diplomacy – Diplomacy – DIPLOMACY: the three different ways of writing this word illustrate three different ways in which diplomacy is perceived today.
diplomacy – written in lower-case letters – reflects our daily experience. At home, at work, and on the street, we deal with conflicts through negotiations, engagement, and ultimately, compromise. In addition, we represent our family, our communities, and our companies. We often speak on behalf of others. This is what diplomacy is about. Most people would not use the term ‘diplomacy’ to describe these activities. Yet, these activities are at the core of diplomacy.
Diplomacy – with a capital ‘D’ – is a profession and a system of representation for states. This is how diplomacy is seen in the news. It is about negotiations and international treaties, among other elements. Traditionally, Diplomacy is performed by diplomats and international officials working in embassies, ministries of foreign affairs, and international organisations. A lot has been written about Diplomacy; and you can read more about it on Diplo’s website.
DIPLOMACY – fully written in upper-case letters – is how diplomacy is often perceived by the general public. This is the diplomacy of flags, receptions, black limousines, and protocol. DIPLOMACY looks glamorous and aristocratic. This perception can be traced back to the history of diplomacy, when it was a profession reserved for aristocrats.
The practice of Diplomacy has changed significantly since the times of aristocracy. It has become just another, though highly important, profession; yet, the perception of Diplomacy has been changing more slowly than its reality. DIPLOMACY, seen mainly as an elitist profession, is still deeply ingrained in the public perception.
For example, in an attempt to increase standing, hundreds of hotels worldwide are named ‘Diplomat’ or ‘Ambassador’. Most likely, you have one of them in your city. The title ‘Ambassador’ is used by representatives of companies, charities, and other organisations and still carries a certain prestige. But, paradoxically, it is difficult to find streets named after prominent national diplomats in capitals worldwide.
While DIPLOMACY as an abstract concept is attractive and luring, the applied diplomacy of reaching peace through compromise usually falls short in the historical competition with military victory and national bravery.
An awareness of these three perceptions of diplomacy is important now, at a time when we need to use diplomacy more than ever before. In the digitally-driven world, interdependence requires diplomatic solutions. They lie more in persuasion and engagement than in military might, as we can see from the latest diplomatic breakthroughs (Iran Nuke, Cuba, and Kosovo, to name a few). We need to negotiate more than ever before – be it in the family or in global politics. Local communities and companies are starting to develop their diplomatic capacities.
Traditional diplomacy (with a capital ‘D’) has to adjust to profound changes in the modern world. Diplomats no longer have a monopoly in managing relations with foreign entities. Many more actors are now involved in the conduct of diplomacy. Diplomats have to engage with ‘diplomats’ representing cities and local municipalities, civil society, and the business sector.

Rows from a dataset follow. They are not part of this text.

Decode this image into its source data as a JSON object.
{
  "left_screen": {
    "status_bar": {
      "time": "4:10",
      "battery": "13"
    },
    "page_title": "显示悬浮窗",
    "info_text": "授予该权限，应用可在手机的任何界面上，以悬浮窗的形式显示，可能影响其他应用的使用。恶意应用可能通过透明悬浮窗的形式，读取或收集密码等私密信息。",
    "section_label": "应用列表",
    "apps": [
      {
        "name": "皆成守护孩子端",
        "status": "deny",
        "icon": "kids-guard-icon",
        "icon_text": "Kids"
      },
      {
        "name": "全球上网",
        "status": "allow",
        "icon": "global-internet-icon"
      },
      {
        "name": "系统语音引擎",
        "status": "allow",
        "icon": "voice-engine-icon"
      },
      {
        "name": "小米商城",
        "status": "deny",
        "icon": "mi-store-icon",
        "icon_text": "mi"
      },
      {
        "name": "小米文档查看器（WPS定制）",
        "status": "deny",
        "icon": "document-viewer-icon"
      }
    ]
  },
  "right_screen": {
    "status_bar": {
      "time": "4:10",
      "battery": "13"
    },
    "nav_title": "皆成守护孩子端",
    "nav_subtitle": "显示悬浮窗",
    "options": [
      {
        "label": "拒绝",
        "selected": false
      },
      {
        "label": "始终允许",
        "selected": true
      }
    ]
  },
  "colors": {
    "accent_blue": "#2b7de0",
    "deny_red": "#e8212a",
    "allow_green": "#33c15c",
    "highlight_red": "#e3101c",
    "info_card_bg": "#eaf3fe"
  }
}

Finally, the public has to learn to perceive diplomacy as its own tool. Diplomacy should no longer be a distant realm reserved for the few. As a way of solving conflicts while respecting others, diplomacy is becoming a vital element of modern society.